> _Instructions to follow_: Scan the entries below. List each line with "location".
*** Given data Section Begins ***
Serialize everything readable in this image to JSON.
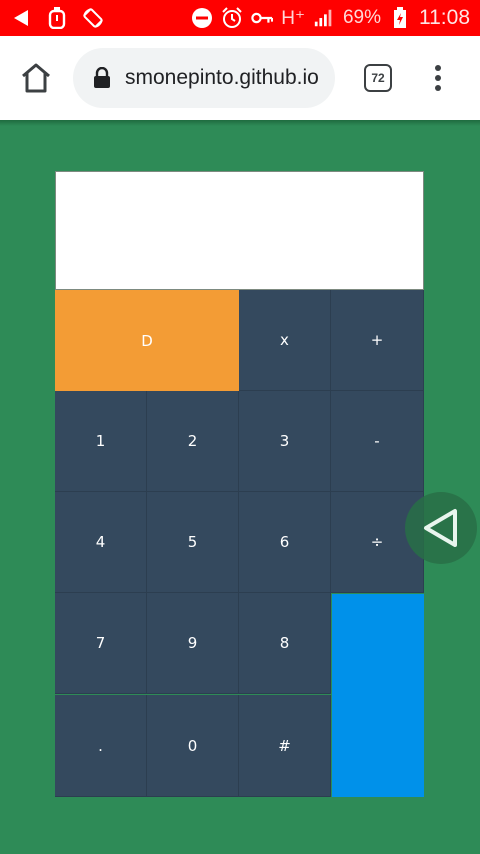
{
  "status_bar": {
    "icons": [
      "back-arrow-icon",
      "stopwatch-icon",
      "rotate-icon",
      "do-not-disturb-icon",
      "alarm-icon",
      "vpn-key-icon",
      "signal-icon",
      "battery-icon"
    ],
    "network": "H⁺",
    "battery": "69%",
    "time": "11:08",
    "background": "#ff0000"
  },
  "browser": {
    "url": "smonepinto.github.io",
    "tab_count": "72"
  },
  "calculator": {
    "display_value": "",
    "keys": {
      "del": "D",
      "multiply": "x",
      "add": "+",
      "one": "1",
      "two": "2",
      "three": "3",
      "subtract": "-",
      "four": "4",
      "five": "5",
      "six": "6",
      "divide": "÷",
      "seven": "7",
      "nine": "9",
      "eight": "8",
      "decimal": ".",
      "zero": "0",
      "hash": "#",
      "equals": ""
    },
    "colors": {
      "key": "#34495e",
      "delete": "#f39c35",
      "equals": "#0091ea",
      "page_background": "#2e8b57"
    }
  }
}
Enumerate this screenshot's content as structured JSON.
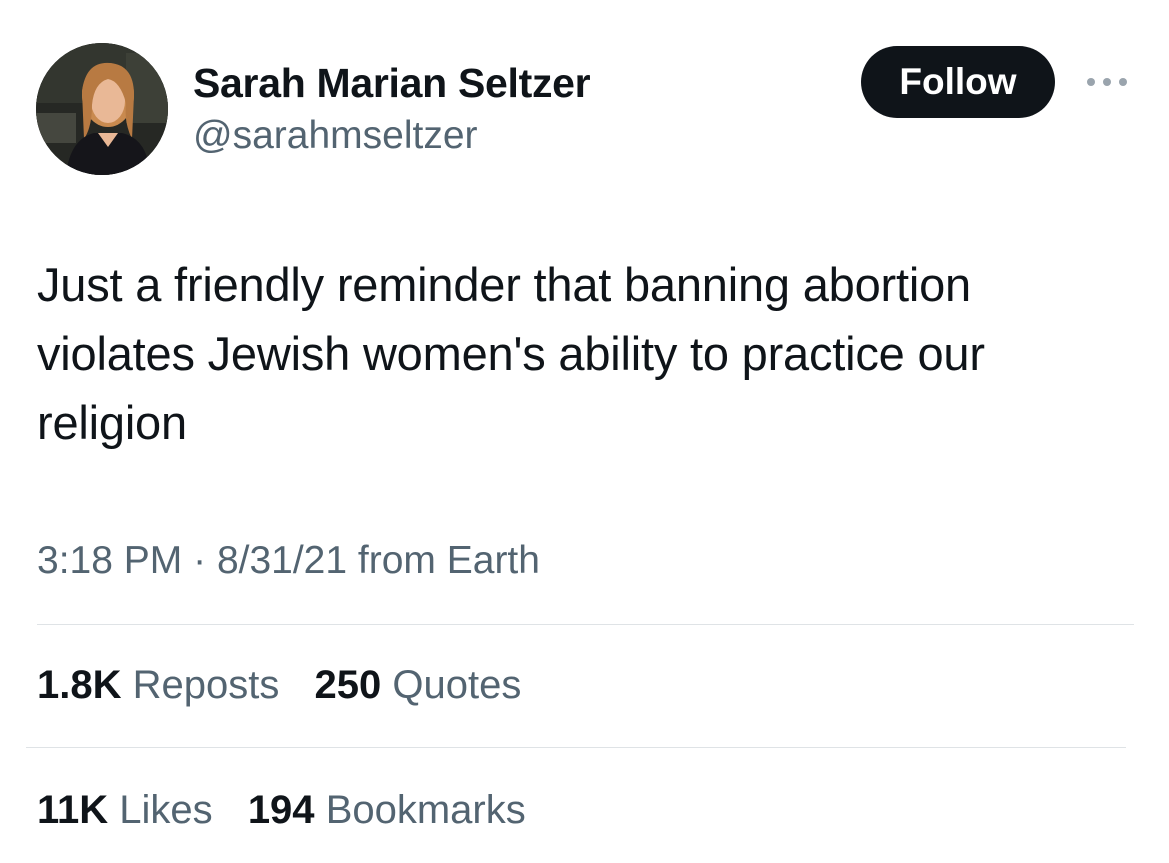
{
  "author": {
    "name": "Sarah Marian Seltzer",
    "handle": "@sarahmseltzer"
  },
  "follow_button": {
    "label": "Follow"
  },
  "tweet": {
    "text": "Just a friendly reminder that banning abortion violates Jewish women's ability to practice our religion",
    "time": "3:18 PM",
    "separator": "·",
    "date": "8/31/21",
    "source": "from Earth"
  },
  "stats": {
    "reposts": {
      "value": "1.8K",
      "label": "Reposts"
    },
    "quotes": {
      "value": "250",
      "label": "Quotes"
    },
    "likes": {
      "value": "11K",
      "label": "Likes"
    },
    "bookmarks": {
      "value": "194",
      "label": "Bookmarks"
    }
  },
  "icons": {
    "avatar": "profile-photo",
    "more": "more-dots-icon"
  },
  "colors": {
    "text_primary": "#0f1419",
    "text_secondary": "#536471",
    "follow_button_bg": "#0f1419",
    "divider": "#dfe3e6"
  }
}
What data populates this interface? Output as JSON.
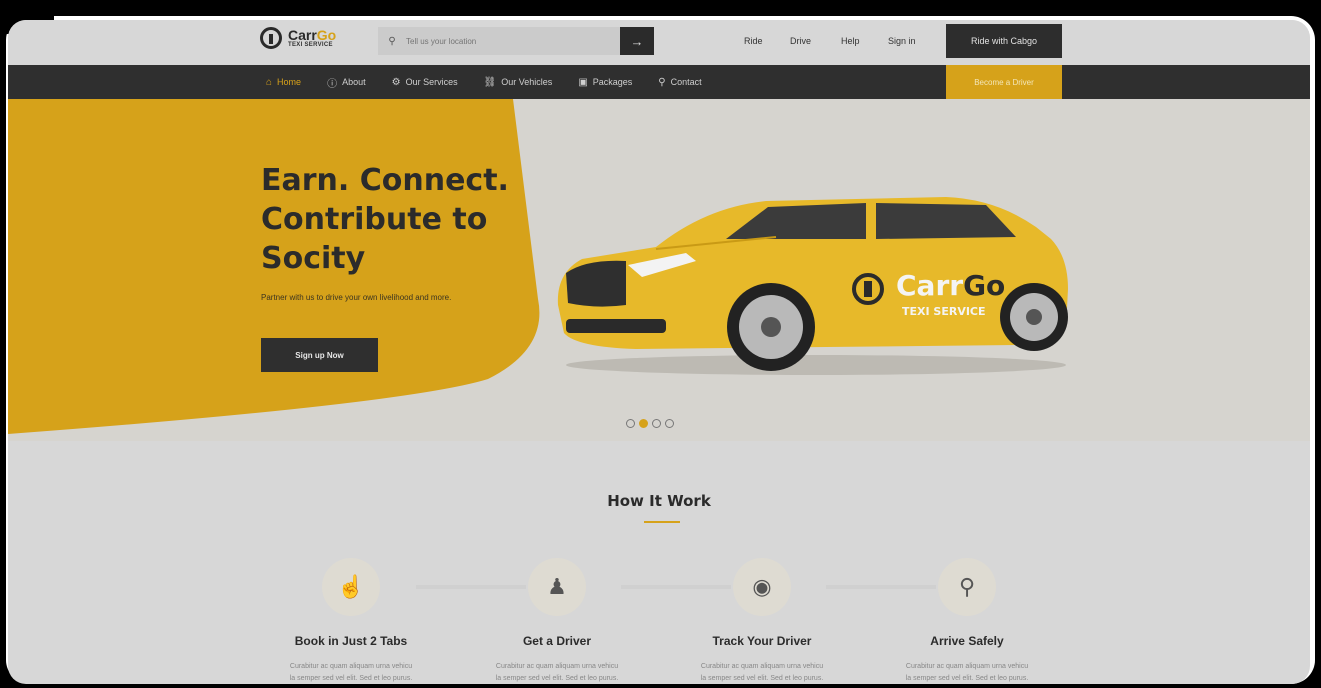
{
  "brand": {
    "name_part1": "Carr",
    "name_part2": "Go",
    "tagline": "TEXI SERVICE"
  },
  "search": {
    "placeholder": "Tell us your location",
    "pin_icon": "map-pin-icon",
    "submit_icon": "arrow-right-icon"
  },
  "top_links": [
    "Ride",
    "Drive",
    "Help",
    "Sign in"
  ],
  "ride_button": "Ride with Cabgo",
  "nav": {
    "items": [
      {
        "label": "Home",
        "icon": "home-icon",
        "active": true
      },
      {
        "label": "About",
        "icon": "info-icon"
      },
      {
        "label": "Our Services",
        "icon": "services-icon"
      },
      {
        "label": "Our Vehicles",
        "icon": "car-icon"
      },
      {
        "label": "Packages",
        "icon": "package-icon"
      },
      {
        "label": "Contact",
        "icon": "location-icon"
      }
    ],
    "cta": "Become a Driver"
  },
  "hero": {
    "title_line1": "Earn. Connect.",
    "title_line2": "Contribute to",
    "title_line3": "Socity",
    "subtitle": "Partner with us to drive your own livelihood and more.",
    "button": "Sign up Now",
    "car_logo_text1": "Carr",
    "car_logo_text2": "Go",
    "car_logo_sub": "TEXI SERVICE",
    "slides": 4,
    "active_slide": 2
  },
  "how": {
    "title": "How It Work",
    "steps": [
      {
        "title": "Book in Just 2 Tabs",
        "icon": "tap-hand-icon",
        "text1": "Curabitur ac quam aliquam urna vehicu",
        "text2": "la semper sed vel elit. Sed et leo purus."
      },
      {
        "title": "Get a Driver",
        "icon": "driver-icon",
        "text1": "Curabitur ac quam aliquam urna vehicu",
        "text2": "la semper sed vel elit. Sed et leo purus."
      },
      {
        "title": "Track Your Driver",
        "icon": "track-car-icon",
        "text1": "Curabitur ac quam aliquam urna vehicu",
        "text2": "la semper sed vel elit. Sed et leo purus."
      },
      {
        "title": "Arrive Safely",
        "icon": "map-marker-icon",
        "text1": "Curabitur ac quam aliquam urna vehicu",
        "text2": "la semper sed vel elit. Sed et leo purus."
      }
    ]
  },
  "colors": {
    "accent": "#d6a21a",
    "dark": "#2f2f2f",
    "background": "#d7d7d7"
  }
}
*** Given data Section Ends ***
> _Result of the task_:
    "placeholder": "Tell us your location",
        "icon": "location-icon"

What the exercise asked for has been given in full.